General Details and Location

Name of Building
Glasshaugh House
Other Name(s)
Planning Authority
Divisional Area
Reference No
Listing Category
OS Grid Ref
NJ 55829 64773
Location Type
HS Reference No


Archibald Simpson, 1840 incorporating and re-casting circa 1770 classical house which in turn had incorporated 17th century work. Mainly tooled ashlar with polished ashlar dressings, some rubble revealed in ground floor and at rear. S ELEVATION: 1840 Symmetrical 3-storey, 7-bay S front with slightly advanced outer bays; centre ground floor entrance scarred after removal of former columned portico; centre and outer 1st floor windows with moulded architraves; small 2nd floor windows; deep eaves band, cornice and blocking course. Single storey rear service range. INTERIOR: later 18th century staircase in W side of house and 1840 staircase in centre stairwell in centre of S front reached through former entrance lobby. Both in poor condition with no balustrades.

Mansion gutted and little survives except some later 18th century raised and fielded window shutters and 1840 beaded panelled window shutters. Glassaugh belonged to the Ogilvy (relatives of Seafield) family in 16th century and passed to the Gordons of Auchanassie. It was acquired by John Abercrombie, younger brother of Sir Alexander Abercrombie of Birkenbog (also Fordyce Parish) circa 1650 and remained in that family until early 20th century. The mansion in its present form was probably built by General James Abercrombie between 1759 (when he retired from the army) and his death in 1781 and extended and re-cast for Arthur Abercrombie in 1840. (Historic Scotland)

Once used to house livestock: chickens on the second floor, pigs on the first - who reached their pens via the principal staircase- and cows on the ground. (C.McKean)
Building Dates
17th century; c.1770; 1840
Re-casting by Archibald Simpson

Category of Risk and Development History

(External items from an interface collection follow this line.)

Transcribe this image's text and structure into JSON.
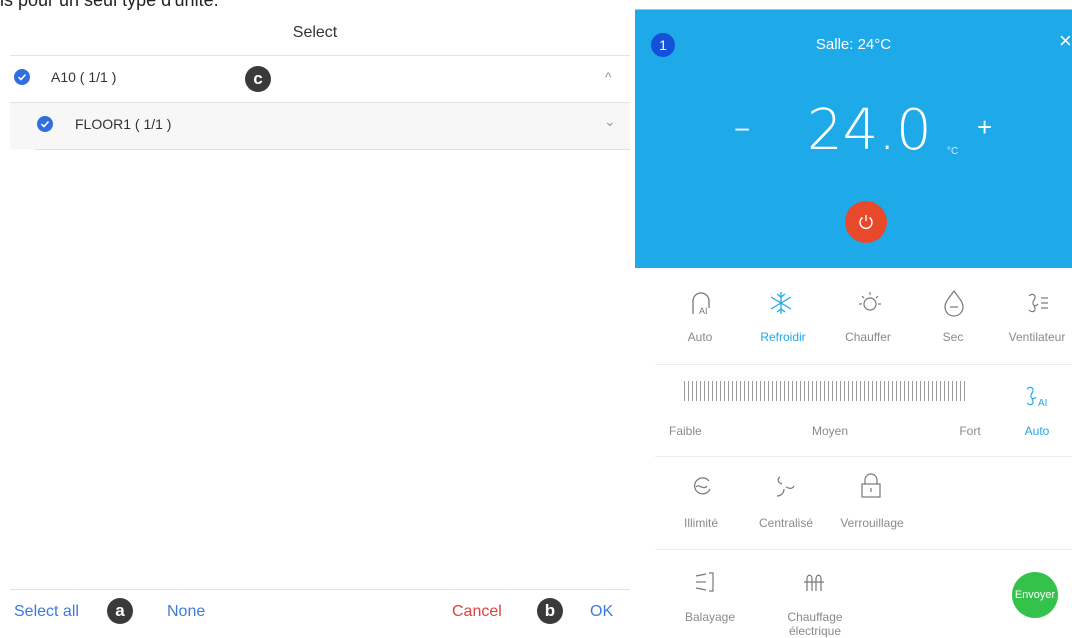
{
  "top_text": "is pour un seul type d'unité.",
  "select_panel": {
    "title": "Select",
    "rows": [
      {
        "label": "A10 ( 1/1 )",
        "chevron": "^"
      },
      {
        "label": "FLOOR1 ( 1/1 )",
        "chevron": "⌄"
      }
    ],
    "markers": {
      "a": "a",
      "b": "b",
      "c": "c"
    },
    "footer": {
      "select_all": "Select all",
      "none": "None",
      "cancel": "Cancel",
      "ok": "OK"
    },
    "colors": {
      "link": "#3b7bdc",
      "cancel": "#e0413c",
      "check": "#2f6fe0"
    }
  },
  "ac_panel": {
    "badge": "1",
    "room": "Salle: 24°C",
    "close": "×",
    "minus": "−",
    "temperature": "24.0",
    "unit": "°C",
    "plus": "+",
    "modes": [
      {
        "icon": "auto-ai-icon",
        "label": "Auto",
        "active": false
      },
      {
        "icon": "snowflake-icon",
        "label": "Refroidir",
        "active": true
      },
      {
        "icon": "sun-icon",
        "label": "Chauffer",
        "active": false
      },
      {
        "icon": "drop-icon",
        "label": "Sec",
        "active": false
      },
      {
        "icon": "fan-icon",
        "label": "Ventilateur",
        "active": false
      }
    ],
    "fan": {
      "low": "Faible",
      "mid": "Moyen",
      "high": "Fort",
      "auto": "Auto"
    },
    "options": [
      {
        "icon": "unlimited-icon",
        "label": "Illimité"
      },
      {
        "icon": "centralized-icon",
        "label": "Centralisé"
      },
      {
        "icon": "lock-icon",
        "label": "Verrouillage"
      }
    ],
    "bottom": [
      {
        "icon": "swing-icon",
        "label": "Balayage"
      },
      {
        "icon": "electric-heat-icon",
        "label": "Chauffage électrique"
      }
    ],
    "send": "Envoyer",
    "colors": {
      "header": "#1ea9e9",
      "power": "#e8492b",
      "active": "#1ea9e9",
      "send": "#35c24a"
    }
  }
}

Very Poor
Category of Risk
Exemptions to State of Risk
Field Visits
May 1990, December 1992, 10/02/2008, 15/10/2010, 24/10/2013
Development History
May 1990: External inspection reveals the house to be a gutted shell, though the roof is retained. It was last occupied in the 1950s and was subsequently used to store livestock. The present owners live adjacent and regularly monitor the building, having carried out some remedial works in the past. They would like to see the mansion restored and may consider selling the whole property. 8 July 1994: The Northern Scot reports that the house is for sale via General Accident Properties, Elgin. July 1995: The Scottish Historic Buildings Trust visits the house and concludes that its marketability may be affected without inclusion of the walled garden or private access. November 1996: Local planners report that the house is in new ownership. January 2000: Local planners are unaware of any change.
February 2008: External inspection finds the building in very poor condition with a collapsed roof and consquent damage to the interior. The building is windowless and unsecured, the fine ashlar masonry is particularly at risk.
October 2010: External inspection finds this fine building in a very poor state and in immediate danger of a full roof collapse.
14 December 2012: Local planners report the council has been in contact with the building's owner. The doocot is understood to remain At Risk.
24 October 2013: External inspection finds more of the roof has collapsed since the previous site visit. The building is in partial use as storage space.

Guides to Development

Conservation Area
Planning Authority Contact
PAC Telephone Number


Current Availability
Appointed Agents
Occupancy Type
Present/Former Uses
BARR original text : Residential to Farm/Steading, Building Uses Information:
Present Use 1: N/A Former Use 1: Residential
Present Use 2: N/A Former Use 2: Warehouse/Store
Name of Owners
Type of Ownership

Information Services

Additional Contacts/Information Source
Scotlands Endangered Houses, Dean and Miers (1990), p53; Banff & Buchan an illustrated guide Charles McKean (1990), p46.
Online Resources
Country Houses, Mansions and Large Villas
Original Entry Date
Date of Last Edit